(RECORD EXTRACTS Opens)

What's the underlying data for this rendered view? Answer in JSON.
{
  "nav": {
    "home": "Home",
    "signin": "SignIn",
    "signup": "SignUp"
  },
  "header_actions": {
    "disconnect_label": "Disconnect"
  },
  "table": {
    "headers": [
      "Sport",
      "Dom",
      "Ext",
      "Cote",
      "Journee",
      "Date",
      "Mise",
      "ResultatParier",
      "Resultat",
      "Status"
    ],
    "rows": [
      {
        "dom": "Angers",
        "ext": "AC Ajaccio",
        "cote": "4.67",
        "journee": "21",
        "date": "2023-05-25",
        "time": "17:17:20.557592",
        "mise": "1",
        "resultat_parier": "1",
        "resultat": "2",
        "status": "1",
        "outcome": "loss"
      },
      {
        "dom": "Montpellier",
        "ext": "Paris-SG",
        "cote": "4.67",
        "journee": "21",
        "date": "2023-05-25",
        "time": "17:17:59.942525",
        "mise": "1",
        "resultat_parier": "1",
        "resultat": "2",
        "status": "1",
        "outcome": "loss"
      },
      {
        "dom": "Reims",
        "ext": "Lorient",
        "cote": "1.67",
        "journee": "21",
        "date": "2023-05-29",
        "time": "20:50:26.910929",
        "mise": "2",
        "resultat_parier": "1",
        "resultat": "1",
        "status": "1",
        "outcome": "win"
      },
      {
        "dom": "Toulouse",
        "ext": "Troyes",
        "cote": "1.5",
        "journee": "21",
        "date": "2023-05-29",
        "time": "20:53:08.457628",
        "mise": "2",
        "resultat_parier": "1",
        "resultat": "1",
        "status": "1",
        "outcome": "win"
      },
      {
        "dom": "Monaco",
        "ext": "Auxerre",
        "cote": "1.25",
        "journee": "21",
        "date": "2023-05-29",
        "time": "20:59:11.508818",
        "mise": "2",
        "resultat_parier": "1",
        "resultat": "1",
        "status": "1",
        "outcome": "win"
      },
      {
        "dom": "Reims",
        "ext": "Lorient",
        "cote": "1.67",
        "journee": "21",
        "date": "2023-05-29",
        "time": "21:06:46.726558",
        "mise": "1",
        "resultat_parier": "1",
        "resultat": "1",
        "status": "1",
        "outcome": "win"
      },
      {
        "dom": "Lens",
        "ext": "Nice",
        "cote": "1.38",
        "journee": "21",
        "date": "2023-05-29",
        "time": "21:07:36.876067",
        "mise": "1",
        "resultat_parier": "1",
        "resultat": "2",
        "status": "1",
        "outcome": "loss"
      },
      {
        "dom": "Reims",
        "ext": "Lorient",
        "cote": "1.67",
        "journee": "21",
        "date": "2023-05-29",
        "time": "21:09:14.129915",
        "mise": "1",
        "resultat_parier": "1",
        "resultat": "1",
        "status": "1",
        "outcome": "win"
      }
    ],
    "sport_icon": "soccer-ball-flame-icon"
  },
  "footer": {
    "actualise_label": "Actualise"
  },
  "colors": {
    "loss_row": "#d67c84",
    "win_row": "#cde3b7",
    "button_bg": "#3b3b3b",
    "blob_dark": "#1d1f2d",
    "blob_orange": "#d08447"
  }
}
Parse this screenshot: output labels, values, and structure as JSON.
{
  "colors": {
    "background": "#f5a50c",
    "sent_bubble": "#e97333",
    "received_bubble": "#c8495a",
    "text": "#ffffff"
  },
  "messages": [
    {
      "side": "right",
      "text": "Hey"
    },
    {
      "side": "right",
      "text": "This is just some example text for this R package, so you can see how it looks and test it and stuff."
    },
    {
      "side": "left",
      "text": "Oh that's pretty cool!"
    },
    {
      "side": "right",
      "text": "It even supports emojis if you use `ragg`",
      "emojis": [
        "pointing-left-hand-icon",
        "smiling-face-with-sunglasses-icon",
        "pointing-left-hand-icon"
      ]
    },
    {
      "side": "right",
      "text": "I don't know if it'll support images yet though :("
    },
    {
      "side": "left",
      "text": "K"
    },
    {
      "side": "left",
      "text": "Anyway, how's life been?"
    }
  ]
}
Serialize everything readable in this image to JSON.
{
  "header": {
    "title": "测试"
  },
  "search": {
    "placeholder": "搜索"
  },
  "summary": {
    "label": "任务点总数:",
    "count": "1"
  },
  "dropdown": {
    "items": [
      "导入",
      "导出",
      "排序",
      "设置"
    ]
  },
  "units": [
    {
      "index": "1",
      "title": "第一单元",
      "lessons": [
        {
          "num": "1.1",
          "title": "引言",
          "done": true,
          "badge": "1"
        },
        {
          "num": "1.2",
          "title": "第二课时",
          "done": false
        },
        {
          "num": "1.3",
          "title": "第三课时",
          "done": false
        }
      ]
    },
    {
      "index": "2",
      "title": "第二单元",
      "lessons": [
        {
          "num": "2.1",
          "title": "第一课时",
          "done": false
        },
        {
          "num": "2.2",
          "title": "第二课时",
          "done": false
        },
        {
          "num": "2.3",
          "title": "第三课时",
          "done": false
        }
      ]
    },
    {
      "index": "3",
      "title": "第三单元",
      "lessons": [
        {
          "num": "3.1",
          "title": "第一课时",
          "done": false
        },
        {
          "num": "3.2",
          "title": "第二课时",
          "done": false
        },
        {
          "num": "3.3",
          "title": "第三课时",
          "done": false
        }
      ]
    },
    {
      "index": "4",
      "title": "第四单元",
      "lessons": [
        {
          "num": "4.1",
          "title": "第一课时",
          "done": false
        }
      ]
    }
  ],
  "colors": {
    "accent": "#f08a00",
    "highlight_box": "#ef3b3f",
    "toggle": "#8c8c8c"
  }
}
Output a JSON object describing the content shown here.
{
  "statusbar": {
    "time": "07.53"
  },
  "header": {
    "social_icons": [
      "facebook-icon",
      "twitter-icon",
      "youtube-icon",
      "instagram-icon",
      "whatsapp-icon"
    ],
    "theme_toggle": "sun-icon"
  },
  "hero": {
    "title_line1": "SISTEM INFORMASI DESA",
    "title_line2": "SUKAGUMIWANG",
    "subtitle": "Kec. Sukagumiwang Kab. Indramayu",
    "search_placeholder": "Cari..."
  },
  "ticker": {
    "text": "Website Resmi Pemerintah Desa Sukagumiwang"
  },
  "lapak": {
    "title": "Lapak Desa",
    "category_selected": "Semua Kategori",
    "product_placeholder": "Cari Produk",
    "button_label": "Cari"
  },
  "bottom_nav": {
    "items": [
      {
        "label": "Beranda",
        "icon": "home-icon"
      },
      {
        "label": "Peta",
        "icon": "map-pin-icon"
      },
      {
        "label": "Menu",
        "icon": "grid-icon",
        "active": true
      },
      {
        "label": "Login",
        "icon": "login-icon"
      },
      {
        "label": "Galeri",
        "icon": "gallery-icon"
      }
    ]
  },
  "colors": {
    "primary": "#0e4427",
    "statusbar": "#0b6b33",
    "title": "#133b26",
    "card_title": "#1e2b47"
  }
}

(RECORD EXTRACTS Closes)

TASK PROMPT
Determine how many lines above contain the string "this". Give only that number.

EXERCISE RESPONSE
4